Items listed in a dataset

★ ★ ★ ★

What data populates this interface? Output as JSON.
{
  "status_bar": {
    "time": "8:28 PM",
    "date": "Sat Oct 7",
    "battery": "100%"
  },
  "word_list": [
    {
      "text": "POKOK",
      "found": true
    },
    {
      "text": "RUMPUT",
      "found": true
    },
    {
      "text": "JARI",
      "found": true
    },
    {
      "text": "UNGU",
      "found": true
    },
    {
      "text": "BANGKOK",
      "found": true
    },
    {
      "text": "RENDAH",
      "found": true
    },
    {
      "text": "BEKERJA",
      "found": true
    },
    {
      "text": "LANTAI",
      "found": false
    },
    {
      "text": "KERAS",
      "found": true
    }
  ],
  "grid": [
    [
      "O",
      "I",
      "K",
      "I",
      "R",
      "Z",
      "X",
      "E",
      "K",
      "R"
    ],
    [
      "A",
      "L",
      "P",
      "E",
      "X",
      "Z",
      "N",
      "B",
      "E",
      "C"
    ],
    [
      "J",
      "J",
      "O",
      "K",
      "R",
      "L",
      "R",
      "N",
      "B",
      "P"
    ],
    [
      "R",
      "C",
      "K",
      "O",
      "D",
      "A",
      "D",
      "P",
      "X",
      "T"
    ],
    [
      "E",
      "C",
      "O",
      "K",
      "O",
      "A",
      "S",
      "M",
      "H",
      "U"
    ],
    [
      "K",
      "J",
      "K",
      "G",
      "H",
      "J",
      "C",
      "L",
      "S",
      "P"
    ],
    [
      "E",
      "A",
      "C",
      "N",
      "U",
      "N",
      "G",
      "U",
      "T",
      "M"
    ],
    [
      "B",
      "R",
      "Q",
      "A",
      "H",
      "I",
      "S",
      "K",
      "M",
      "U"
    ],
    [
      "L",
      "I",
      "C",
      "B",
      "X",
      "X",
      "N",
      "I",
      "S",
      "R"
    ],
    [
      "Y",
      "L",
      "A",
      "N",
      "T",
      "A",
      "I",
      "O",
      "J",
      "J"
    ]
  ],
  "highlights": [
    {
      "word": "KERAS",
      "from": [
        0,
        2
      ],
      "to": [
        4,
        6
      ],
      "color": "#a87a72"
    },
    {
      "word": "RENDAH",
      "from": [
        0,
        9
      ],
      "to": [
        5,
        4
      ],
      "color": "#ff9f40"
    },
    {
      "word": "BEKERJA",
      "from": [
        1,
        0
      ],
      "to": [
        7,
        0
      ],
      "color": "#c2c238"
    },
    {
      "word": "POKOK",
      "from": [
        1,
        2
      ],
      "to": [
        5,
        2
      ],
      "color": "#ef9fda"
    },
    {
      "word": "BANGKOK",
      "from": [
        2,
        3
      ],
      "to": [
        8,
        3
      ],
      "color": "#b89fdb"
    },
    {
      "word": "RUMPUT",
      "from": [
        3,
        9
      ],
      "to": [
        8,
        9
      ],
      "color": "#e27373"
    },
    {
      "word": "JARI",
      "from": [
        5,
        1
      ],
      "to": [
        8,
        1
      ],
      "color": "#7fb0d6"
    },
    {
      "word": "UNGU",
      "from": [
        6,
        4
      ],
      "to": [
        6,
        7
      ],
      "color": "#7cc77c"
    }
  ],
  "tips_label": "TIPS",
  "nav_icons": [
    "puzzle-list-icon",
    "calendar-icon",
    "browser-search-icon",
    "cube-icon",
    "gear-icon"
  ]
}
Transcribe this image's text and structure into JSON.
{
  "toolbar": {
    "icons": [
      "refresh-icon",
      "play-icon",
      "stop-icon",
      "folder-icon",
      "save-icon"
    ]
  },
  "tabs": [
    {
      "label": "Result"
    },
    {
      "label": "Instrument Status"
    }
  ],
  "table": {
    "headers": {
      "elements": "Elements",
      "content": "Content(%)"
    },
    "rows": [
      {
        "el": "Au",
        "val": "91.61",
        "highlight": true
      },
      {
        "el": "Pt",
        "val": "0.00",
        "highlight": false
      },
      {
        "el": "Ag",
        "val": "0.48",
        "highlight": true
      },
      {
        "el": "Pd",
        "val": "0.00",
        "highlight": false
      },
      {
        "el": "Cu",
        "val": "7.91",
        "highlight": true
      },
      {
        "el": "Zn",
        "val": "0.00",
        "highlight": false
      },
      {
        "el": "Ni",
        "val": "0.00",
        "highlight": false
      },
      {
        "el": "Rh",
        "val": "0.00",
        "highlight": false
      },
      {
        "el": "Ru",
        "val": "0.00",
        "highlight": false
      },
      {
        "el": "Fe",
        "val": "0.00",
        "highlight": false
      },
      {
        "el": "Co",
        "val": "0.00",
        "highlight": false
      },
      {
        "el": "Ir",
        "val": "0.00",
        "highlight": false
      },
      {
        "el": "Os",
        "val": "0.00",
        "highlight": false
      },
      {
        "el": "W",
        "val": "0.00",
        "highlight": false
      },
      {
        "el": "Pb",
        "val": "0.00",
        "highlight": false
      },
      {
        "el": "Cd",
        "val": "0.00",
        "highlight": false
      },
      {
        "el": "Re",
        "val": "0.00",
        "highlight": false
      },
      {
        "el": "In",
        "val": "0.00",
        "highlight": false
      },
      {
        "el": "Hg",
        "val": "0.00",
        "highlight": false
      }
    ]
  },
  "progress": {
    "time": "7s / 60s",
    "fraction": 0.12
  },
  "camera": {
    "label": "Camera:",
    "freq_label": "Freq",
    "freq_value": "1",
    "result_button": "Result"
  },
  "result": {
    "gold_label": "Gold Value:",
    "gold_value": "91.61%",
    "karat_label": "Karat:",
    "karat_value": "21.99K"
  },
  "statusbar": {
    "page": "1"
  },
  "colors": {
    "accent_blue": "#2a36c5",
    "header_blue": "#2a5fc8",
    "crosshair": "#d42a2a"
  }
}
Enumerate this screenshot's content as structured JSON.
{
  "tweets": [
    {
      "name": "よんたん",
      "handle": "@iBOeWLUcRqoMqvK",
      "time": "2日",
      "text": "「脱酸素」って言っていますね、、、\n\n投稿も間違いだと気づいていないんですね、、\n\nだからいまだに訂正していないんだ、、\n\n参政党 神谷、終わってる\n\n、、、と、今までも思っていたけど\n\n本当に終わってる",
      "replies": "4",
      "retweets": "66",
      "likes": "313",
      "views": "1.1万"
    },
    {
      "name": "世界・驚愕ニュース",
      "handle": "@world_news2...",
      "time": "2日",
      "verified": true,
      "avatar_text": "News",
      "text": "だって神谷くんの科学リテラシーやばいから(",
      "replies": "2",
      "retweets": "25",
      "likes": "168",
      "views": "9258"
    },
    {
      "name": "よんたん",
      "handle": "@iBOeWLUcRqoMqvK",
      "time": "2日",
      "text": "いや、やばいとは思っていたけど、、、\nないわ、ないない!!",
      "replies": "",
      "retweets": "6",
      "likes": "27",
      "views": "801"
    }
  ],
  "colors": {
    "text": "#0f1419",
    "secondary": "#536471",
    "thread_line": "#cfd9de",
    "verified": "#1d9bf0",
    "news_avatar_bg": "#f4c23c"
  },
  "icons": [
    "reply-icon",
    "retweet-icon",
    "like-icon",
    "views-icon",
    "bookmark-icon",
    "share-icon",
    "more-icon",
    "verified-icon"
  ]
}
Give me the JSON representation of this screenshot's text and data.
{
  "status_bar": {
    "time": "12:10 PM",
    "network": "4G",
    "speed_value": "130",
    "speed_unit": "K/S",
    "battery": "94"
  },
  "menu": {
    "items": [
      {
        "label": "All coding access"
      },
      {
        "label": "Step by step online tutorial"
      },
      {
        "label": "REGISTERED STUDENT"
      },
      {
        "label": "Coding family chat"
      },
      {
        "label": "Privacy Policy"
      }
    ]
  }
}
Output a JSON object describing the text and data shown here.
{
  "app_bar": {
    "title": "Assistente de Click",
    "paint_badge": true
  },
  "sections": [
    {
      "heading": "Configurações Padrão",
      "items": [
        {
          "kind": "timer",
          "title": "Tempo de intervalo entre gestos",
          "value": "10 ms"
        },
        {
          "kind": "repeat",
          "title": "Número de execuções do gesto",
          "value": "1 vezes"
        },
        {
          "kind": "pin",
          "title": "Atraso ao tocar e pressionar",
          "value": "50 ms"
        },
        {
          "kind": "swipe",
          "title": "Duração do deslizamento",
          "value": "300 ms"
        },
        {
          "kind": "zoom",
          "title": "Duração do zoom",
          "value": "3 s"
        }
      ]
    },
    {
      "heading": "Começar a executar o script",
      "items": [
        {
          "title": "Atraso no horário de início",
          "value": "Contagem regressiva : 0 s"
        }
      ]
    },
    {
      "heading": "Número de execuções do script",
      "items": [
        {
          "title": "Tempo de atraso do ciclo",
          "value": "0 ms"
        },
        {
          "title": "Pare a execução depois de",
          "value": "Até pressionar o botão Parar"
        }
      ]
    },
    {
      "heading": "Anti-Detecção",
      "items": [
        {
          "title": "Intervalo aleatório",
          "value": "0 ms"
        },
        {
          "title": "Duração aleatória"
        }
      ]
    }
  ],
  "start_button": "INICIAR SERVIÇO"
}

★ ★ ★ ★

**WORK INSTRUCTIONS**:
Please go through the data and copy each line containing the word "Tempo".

**REPLY TO THE TASK**:
          "title": "Tempo de intervalo entre gestos",
          "title": "Tempo de atraso do ciclo",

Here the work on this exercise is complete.